DESCRIPTION OF THE TASK -> Retype all of the data word for word, without pictures.
•••••
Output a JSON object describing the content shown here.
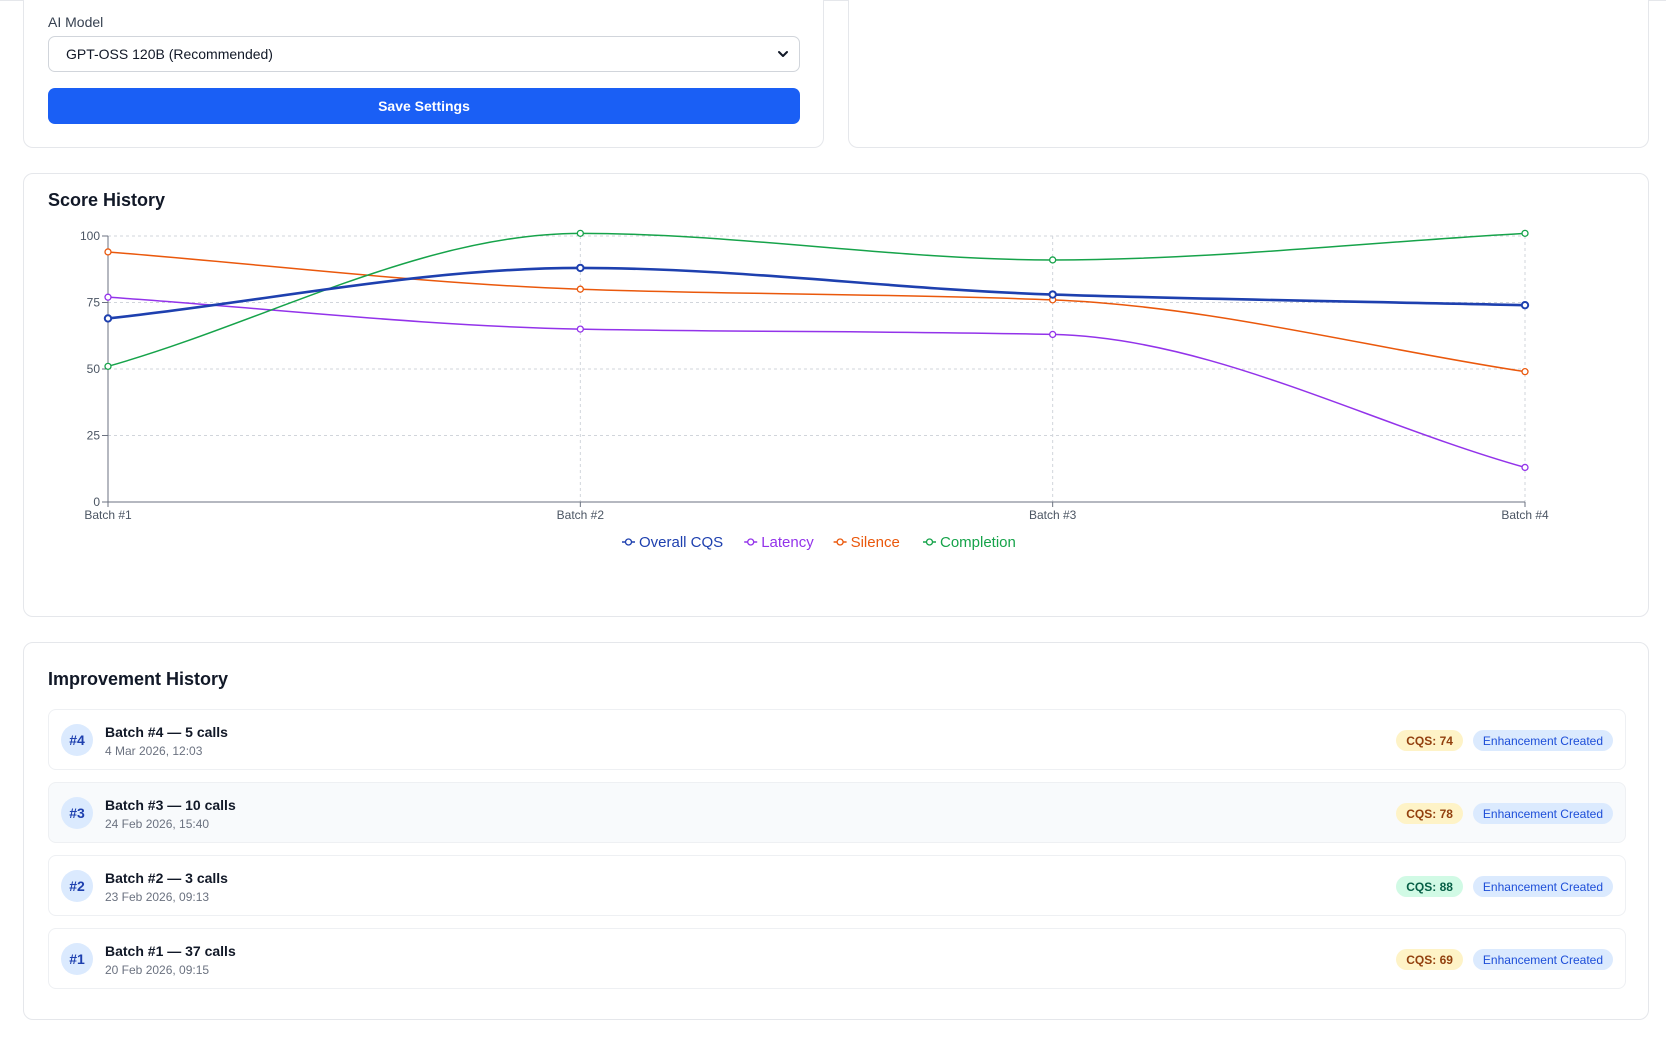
{
  "settings": {
    "model_label": "AI Model",
    "model_value": "GPT-OSS 120B (Recommended)",
    "save_label": "Save Settings"
  },
  "score_history": {
    "title": "Score History"
  },
  "chart_data": {
    "type": "line",
    "title": "Score History",
    "categories": [
      "Batch #1",
      "Batch #2",
      "Batch #3",
      "Batch #4"
    ],
    "ylim": [
      0,
      100
    ],
    "yticks": [
      0,
      25,
      50,
      75,
      100
    ],
    "grid": true,
    "legend": "bottom-center",
    "series": [
      {
        "name": "Overall CQS",
        "color": "#1e40af",
        "values": [
          69,
          88,
          78,
          74
        ]
      },
      {
        "name": "Latency",
        "color": "#9333ea",
        "values": [
          77,
          65,
          63,
          13
        ]
      },
      {
        "name": "Silence",
        "color": "#ea580c",
        "values": [
          94,
          80,
          76,
          49
        ]
      },
      {
        "name": "Completion",
        "color": "#16a34a",
        "values": [
          51,
          101,
          91,
          101
        ]
      }
    ]
  },
  "improvement_history": {
    "title": "Improvement History",
    "items": [
      {
        "num": "#4",
        "title": "Batch #4 — 5 calls",
        "date": "4 Mar 2026, 12:03",
        "cqs": "CQS: 74",
        "cqs_bg": "#fef3c7",
        "cqs_fg": "#92400e",
        "status": "Enhancement Created"
      },
      {
        "num": "#3",
        "title": "Batch #3 — 10 calls",
        "date": "24 Feb 2026, 15:40",
        "cqs": "CQS: 78",
        "cqs_bg": "#fef3c7",
        "cqs_fg": "#92400e",
        "status": "Enhancement Created"
      },
      {
        "num": "#2",
        "title": "Batch #2 — 3 calls",
        "date": "23 Feb 2026, 09:13",
        "cqs": "CQS: 88",
        "cqs_bg": "#d1fae5",
        "cqs_fg": "#065f46",
        "status": "Enhancement Created"
      },
      {
        "num": "#1",
        "title": "Batch #1 — 37 calls",
        "date": "20 Feb 2026, 09:15",
        "cqs": "CQS: 69",
        "cqs_bg": "#fef3c7",
        "cqs_fg": "#92400e",
        "status": "Enhancement Created"
      }
    ]
  }
}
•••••
SOLUTION FOR THIS TASK ->
Output a JSON object describing the content shown here.
{
  "settings": {
    "model_label": "AI Model",
    "model_value": "GPT-OSS 120B (Recommended)",
    "save_label": "Save Settings"
  },
  "score_history": {
    "title": "Score History"
  },
  "chart_data": {
    "type": "line",
    "title": "Score History",
    "categories": [
      "Batch #1",
      "Batch #2",
      "Batch #3",
      "Batch #4"
    ],
    "ylim": [
      0,
      100
    ],
    "yticks": [
      0,
      25,
      50,
      75,
      100
    ],
    "grid": true,
    "legend": "bottom-center",
    "series": [
      {
        "name": "Overall CQS",
        "color": "#1e40af",
        "values": [
          69,
          88,
          78,
          74
        ]
      },
      {
        "name": "Latency",
        "color": "#9333ea",
        "values": [
          77,
          65,
          63,
          13
        ]
      },
      {
        "name": "Silence",
        "color": "#ea580c",
        "values": [
          94,
          80,
          76,
          49
        ]
      },
      {
        "name": "Completion",
        "color": "#16a34a",
        "values": [
          51,
          101,
          91,
          101
        ]
      }
    ]
  },
  "improvement_history": {
    "title": "Improvement History",
    "items": [
      {
        "num": "#4",
        "title": "Batch #4 — 5 calls",
        "date": "4 Mar 2026, 12:03",
        "cqs": "CQS: 74",
        "cqs_bg": "#fef3c7",
        "cqs_fg": "#92400e",
        "status": "Enhancement Created"
      },
      {
        "num": "#3",
        "title": "Batch #3 — 10 calls",
        "date": "24 Feb 2026, 15:40",
        "cqs": "CQS: 78",
        "cqs_bg": "#fef3c7",
        "cqs_fg": "#92400e",
        "status": "Enhancement Created"
      },
      {
        "num": "#2",
        "title": "Batch #2 — 3 calls",
        "date": "23 Feb 2026, 09:13",
        "cqs": "CQS: 88",
        "cqs_bg": "#d1fae5",
        "cqs_fg": "#065f46",
        "status": "Enhancement Created"
      },
      {
        "num": "#1",
        "title": "Batch #1 — 37 calls",
        "date": "20 Feb 2026, 09:15",
        "cqs": "CQS: 69",
        "cqs_bg": "#fef3c7",
        "cqs_fg": "#92400e",
        "status": "Enhancement Created"
      }
    ]
  }
}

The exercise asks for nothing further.